Investor appetite for retail investment assets shows no signs of waning this year, with more than $10 billion worth of funds from local and offshore players ready to be invested.
It follows a year of record turnover for the retail investment market, which saw more than $7 billion worth of stock changes hands. The previous high was $6.5 billion in 2012.
The figures were released in the latest Jones Lang LaSalle annual Australian Shopping Centre Investment Review and Outlook Report for 2014, which attributed portfolio re-weighting, capital partnering and deep liquidity in capital markets for driving activity to the new heights.
Volumes for three of the five traditional retail formats hit record highs in 2013 – sub-regional ($1.8 billion), neighbourhood ($1.2 billion) and bulky goods ($ 1.1 billion), “reflecting the ‘capital cascading effect’ from major assets into portfolios of smaller format shopping centres,” the report said.
Investment demand is expected to remain just as strong this year.
“2014 is going to be another highly active year with significant and on-going market liquidity providing a conducive environment for strong levels of retail transaction activity to continue,” said JLL head of retail investments for Australasia, Simon Rooney.
“The volume of capital seeking retail investments is significant, and currently exceeds the level of stock available.
“We are managing over $10 billion of investor mandates from domestic and offshore sources, approximately half of which is seeking a passive joint venture position.”
Several key trends are expected to characterise the investment market in 2014. Among them, said the report, was persistent demand from major unlisted funds and superannuation funds, continuation of the cascading effect into various retail formats, more capital partnering to facilitate offshore investor demand and a wider variety of structures to joint venturing.
A-REITs could also continue to refine and re-weight their portfolios while making selective and strategic acquisitions.
“As we move into the next phase of the investment cycle, availability of core product is likely to become more tightly held and we expect investors will need to become more aggressive in their approach to secure major high quality retail assets,” said the report.
“Pricing will therefore become more competitive and this is forecast to translate into yield compression for core quality assets.

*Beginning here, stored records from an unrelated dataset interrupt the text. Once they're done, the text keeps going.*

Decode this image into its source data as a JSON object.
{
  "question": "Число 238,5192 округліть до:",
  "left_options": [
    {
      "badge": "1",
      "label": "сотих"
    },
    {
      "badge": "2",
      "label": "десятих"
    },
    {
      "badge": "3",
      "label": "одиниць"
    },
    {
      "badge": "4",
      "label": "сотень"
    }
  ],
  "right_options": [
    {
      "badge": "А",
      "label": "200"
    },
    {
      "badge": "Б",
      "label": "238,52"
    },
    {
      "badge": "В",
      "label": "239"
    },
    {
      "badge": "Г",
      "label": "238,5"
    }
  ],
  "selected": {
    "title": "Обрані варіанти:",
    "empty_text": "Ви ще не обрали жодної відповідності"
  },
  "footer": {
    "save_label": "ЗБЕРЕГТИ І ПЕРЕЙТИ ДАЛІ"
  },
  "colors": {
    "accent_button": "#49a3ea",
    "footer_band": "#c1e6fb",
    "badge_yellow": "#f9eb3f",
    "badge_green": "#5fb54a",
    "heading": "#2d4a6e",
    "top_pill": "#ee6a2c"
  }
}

“With a broader buyer pool targeting secondary assets, yields are likely to stabilise in line with underlying asset performance.”
This article first appeared on Property Observer.